Because no, they are not the immortal embodiment of demonic forces that feed on human blood. They are people who choose an alternative identity that best fits their needs. While hard to understand what process might lead to self-identifying as a vampire, the fact remains that real vampires are among us. And they are human.
Albeit humans who need to drink small amounts of blood from animals or other volunteer donors, self-identified real vampires acknowledge that drinking blood is a form of energizing their bodies.
One theory relates this need with the lack of iron. Drinking the blood of healthy volunteer donors or animals might bring the needed ratio of iron to sustain energy levels. But it can also prove detrimental for the liver and heart.
From this perspective, Dr. DJ Williams and Dr. Emily Prior of the Center for Positive Sexuality in Los Angeles took to studying the implications of this alternative identity for those who self-identify as real vampires.
Their study can be found in the journal Critical Social Work under the name “Do We Always Practice What We Preach? Real Vampires’ Fears of Coming out of the Coffin to Social Workers and Helping Professionals”.
The study took the form of an open-end questions survey completed by 11 self-identified real vampires. Their identity is revealed to have been upheld for an average of 14.2 years. Impressive if we think of the commonly held perception that modern vampires are the media-shaped teenagers clad in dark gloomy gothic attire emulating pop-culture icons.
The questions features in the survey looked at gaining insight on how this alternative identity collides with social environments, particular with respect to medical care or psychological treatment.
Unsurprisingly, the self-identified real vampires withhold their identity from society at large and from clinicians as well. They don’t take up their health problems with clinicians out of fear that they are labeled as psychotic, evil or a joke.
Consequently, self-identified real vampires fear that any medical care would either be refused or biased and prejudiced.
The conclusion of the study published by Emily Prior and DJ Williams reads:
“People of all kinds sometimes struggle with relationship issues or have a death in the family or struggles with career and job-type issues. Some of these people with alternate identities may come to a therapist with these issues, and if clinicians are open and educated about this group they should be able to help the individual much better.”
As such, the authors believe that an open mind could go a long way in helping real vampires disclose their identity.

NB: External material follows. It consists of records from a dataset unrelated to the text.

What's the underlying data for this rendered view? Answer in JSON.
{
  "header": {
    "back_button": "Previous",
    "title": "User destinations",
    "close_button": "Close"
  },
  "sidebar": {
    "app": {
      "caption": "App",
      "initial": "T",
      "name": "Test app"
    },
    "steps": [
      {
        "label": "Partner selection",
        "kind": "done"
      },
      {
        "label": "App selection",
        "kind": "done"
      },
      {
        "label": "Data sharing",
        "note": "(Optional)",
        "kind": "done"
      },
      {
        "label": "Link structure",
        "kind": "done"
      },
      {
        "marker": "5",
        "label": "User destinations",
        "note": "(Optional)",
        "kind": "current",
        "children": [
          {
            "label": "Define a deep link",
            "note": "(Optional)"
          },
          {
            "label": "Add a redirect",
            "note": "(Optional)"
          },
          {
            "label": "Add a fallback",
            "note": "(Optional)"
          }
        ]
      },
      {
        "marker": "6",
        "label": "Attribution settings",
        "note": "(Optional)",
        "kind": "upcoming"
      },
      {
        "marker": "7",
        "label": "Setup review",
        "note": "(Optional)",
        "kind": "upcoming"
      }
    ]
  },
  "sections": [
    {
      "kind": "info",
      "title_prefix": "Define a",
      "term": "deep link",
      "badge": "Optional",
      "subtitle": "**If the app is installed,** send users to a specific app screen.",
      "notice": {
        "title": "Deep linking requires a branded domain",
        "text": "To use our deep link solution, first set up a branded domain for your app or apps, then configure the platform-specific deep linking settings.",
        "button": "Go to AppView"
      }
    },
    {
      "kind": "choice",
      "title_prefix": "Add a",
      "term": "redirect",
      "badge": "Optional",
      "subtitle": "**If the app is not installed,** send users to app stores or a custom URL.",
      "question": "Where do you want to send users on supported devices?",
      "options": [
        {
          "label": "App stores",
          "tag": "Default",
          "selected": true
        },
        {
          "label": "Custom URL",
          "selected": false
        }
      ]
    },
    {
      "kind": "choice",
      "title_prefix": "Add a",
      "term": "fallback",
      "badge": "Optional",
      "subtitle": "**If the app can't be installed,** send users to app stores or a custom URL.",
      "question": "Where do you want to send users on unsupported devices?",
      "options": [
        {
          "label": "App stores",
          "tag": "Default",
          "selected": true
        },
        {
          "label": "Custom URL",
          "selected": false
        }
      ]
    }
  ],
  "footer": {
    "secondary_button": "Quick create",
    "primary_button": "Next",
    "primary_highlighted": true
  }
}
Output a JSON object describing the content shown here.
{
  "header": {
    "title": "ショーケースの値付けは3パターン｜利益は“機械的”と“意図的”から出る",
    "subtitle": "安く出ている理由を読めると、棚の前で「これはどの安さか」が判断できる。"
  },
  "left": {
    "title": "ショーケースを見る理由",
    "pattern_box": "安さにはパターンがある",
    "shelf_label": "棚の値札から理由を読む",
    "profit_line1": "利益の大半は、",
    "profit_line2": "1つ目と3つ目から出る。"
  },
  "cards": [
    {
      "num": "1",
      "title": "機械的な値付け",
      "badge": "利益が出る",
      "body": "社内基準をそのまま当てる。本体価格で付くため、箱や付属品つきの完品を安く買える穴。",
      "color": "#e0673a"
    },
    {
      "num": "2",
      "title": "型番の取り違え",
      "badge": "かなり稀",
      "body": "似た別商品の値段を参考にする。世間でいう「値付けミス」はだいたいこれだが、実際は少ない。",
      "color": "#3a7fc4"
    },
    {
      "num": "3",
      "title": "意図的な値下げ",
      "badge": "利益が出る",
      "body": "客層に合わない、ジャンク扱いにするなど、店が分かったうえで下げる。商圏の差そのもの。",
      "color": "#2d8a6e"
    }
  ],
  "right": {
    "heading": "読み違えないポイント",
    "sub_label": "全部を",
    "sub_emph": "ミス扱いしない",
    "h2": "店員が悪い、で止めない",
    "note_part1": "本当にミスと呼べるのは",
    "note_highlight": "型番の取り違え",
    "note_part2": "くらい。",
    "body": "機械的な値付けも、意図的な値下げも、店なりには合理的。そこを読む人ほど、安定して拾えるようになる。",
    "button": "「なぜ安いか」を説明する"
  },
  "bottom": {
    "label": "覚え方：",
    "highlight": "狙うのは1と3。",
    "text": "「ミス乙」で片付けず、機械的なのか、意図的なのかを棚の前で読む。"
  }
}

Education in this sense is also urged in areas of study where the curriculum doesn’t typically include vampire studies as well.
Social workers and clinicians could greatly benefit from this study in terms of education.
Image Source: vamped.org